Phoenix TV (Mandarin): According to reports from diplomats of the countries involved, ASEAN was considering taking a unified stand in response to the ruling, but were unable to arrive at a consensus. Hence no response was issued. A scholar from the SIIA believes it is important to realise that it is impossible for the ten ASEAN member countries to arrive at complete consensus on every issue, and that disputes involving specific states must be dealt with on a bilateral level.

Prof. Simon Tay: ASEAN must also face up to the limits of its unity. If we overemphasise unity, we will actually force ourselves to say – is this price worth paying? If today we went to Laos and said: No, you must side with the Philippines – but Laos has got a physical border with China. It’s receiving Chinese trade and investment. The price will be too high. Then it might leave ASEAN.

Phoenix TV (Mandarin): It is important to use diplomatic means to defuse this uneasy period in ASEAN foreign relations. If ASEAN overly emphasises the dispute, it will escalate militarisation of US-China relationship in South China Sea. As a result, ASEAN members may become influenced by geopolitical factors and turn towards the West
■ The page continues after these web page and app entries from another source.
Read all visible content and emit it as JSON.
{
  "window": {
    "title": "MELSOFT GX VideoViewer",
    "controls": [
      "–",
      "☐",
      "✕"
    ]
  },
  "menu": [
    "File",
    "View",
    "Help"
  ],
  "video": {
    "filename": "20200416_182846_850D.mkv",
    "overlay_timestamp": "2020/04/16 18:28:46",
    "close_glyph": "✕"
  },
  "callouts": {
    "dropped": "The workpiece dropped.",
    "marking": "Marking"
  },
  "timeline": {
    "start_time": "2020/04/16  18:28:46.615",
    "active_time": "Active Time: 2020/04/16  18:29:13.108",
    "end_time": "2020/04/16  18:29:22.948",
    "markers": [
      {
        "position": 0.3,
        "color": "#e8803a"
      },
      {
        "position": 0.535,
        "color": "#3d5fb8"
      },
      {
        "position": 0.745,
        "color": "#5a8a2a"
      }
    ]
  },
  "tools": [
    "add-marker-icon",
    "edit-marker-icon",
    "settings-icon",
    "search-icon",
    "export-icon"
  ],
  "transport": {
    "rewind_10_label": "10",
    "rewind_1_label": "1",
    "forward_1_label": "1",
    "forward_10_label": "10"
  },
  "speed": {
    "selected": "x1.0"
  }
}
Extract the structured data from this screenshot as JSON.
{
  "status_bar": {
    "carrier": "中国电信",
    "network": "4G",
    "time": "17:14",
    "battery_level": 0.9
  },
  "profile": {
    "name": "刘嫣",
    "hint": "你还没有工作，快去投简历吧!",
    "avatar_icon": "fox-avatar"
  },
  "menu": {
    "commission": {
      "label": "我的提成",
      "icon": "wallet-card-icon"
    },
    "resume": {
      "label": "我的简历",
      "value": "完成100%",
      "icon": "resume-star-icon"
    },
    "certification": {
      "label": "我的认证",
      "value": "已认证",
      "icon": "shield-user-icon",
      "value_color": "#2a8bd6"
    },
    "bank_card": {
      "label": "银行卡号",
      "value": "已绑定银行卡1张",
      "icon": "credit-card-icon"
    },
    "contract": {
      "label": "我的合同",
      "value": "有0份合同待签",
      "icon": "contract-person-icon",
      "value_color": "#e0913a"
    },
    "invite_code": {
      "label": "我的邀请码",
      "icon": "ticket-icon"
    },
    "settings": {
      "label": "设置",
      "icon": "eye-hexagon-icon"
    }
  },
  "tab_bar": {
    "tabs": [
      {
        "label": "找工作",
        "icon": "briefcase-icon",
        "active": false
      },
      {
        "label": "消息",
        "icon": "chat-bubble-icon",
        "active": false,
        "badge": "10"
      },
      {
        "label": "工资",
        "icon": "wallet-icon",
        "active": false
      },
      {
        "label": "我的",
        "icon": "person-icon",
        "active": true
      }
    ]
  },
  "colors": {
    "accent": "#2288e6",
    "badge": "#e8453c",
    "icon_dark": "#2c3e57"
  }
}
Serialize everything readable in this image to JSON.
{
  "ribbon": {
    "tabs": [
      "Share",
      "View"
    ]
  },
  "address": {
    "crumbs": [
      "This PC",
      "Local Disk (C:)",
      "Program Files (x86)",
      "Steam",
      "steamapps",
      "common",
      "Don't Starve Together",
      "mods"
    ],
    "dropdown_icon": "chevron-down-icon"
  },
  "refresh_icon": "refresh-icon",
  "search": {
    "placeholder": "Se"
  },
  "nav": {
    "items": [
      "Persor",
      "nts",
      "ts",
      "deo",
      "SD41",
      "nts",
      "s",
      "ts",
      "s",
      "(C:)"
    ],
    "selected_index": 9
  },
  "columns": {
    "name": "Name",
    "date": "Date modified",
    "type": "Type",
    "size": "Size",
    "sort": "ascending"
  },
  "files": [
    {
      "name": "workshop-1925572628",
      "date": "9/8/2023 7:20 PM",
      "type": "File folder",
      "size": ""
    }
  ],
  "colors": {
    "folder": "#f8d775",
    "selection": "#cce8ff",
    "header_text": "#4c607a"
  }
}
Prof. Simon Tay: So I’m against over-focusing on the South China Sea, because that will militarise the relationship between China and the US, as well as between the US and the various ASEAN member states. But funnily, or sadly, it’s the easiest thing for America to emphasise, because America’s military strength within our region remains very strong. So I’m hoping that post-decision, the South China Sea can be a bit calmer so we can see the totality, be much more balanced in the US-ASEAN, US-Asia relationship.

Phoenix TV (Mandarin): The scholar from the SIIA pointed out that the ASEAN meeting next week will be held in Laos, the South China Sea issue will once again become a talking point. Each country involved, especially the US and the Philippines, should exercise restraint in discussing the issue and adopt a rational standpoint.

Photo Credit: Phoenix TV